With skills at the top of the business agenda, employers are continuing to evolve their e-learning strategy and finding ways to achieve better results. Adam Kara of Learning Heroes identifies six key trends we can expect to see in the year ahead:
1. Shorter, sharper content – employers are starting to recognise that less is more in terms of learning material.Fun, engaging content that is straight to the point and delivered in conversational style is more effective – especially for the new generation of employees with shorter attention spans. Short, snappy content achieves the same results but with less time away from the shop floor.
2. Focus on results – companies are less worried about certificates and qualifications and more about the outcomes achieved. In some cases they are exploring alternatives to standard industry courses to find ways to improve efficiency and deliver better results.
3. Learning on the go – providing material that’s accessible via mobiles is particularly important in the age of remote working and allows employees to learn on demand. To use real-life examples from our clients, it means that a manager can swot up on negotiation skills while waiting to go into a meeting, or a plasterer can learn about health and safety on site while waiting for coats to dry.
4. Lower costs – The cost of e-learning is coming down. Companies can enjoy even better value for money with new and innovative pricing models being offered by suppliers. It is a trend that we will be continuing to pursue in 2017.
5. Peer produced content – getting key staff to share knowledge is a practice we are likely to see more of in 2017. After all, who better to show the sales team how to generate interest than the leading sales performer who knows the product inside out? However, while peer produced content will increase, it will work alongside structured learning rather than replace it.
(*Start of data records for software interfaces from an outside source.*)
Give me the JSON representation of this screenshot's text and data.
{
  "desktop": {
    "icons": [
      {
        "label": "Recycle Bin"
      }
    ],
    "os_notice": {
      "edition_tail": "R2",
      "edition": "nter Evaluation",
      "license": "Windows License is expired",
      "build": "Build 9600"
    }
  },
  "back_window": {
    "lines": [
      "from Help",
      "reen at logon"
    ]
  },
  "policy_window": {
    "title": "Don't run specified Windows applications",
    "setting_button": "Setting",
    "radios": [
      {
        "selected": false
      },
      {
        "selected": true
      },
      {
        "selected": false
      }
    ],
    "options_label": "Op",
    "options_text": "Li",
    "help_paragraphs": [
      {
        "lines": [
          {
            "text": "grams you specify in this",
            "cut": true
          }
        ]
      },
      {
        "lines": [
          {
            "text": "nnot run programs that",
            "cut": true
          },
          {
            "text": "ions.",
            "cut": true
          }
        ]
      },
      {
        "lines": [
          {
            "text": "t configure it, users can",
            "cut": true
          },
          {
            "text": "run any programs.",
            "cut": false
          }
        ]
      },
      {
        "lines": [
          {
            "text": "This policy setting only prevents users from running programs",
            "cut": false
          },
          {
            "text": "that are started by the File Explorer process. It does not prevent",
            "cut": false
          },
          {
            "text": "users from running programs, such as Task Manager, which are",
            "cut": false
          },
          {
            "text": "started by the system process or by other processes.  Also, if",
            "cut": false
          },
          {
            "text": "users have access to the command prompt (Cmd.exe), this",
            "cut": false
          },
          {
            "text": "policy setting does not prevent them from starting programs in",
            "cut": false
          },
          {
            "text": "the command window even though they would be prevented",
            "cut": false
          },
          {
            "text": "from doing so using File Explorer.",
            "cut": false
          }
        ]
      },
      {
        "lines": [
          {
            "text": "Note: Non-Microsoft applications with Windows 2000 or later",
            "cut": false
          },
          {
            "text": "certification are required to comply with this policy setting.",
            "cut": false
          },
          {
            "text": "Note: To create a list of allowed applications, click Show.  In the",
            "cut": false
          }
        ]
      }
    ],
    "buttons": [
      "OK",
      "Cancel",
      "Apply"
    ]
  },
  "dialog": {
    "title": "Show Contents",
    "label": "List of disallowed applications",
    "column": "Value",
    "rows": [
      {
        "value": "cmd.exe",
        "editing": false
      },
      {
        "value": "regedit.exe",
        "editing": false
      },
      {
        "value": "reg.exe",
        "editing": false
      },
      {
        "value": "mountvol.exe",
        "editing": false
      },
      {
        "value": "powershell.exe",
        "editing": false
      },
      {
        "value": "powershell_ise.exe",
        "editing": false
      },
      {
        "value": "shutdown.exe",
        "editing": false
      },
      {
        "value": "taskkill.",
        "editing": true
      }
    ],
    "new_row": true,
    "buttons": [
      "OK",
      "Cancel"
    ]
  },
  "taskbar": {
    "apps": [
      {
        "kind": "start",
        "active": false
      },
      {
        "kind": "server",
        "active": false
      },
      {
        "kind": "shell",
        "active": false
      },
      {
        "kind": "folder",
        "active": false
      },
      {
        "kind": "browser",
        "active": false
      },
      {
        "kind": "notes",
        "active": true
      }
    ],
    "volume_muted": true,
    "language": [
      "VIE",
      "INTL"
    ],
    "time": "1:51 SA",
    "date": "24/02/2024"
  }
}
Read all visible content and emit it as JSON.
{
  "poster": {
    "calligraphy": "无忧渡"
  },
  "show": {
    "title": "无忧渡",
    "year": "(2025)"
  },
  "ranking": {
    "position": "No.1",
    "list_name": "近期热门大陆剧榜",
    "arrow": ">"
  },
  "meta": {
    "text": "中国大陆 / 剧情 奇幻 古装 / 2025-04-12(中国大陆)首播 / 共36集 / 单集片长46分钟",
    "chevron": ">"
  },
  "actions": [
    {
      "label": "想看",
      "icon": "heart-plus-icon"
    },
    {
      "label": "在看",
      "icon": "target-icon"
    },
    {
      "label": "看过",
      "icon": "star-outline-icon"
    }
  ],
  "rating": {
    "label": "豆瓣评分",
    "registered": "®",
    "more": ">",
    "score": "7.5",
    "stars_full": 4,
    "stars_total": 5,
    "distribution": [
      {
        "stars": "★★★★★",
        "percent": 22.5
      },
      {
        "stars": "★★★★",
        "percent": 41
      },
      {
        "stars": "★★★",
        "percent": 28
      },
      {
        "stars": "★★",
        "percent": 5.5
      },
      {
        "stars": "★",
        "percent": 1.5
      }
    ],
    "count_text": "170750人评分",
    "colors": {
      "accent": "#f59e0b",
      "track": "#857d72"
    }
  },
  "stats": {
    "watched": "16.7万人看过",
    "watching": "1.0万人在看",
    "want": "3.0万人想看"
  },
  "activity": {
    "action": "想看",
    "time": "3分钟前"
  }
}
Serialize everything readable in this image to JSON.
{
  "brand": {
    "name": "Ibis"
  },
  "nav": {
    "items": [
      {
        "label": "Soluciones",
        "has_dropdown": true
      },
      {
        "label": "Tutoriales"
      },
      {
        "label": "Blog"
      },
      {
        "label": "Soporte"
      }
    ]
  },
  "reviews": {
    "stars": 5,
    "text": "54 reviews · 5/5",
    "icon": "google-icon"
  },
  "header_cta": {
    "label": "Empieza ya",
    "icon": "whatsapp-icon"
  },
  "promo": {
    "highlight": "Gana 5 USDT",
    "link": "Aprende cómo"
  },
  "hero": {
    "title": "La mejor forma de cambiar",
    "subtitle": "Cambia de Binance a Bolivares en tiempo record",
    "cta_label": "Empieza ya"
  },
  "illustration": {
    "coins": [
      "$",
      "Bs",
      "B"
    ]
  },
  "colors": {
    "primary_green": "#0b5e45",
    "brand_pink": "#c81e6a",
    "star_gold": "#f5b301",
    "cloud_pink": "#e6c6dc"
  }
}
6. Subjects in demand – Companies will increasingly look to update skills rapidly in response to the changing business agenda. Popular subjects currently include information security, driven by the increasing threat of cyber crime and some high-profile breaches of data protection; unconscious bias, in line with the continued focus on diversity; and managing virtual teams. With continued disruption from new technologies and uncertainty over Brexit, dealing with stress is another key issue. Mindfulness is a skill we could all use in 2017.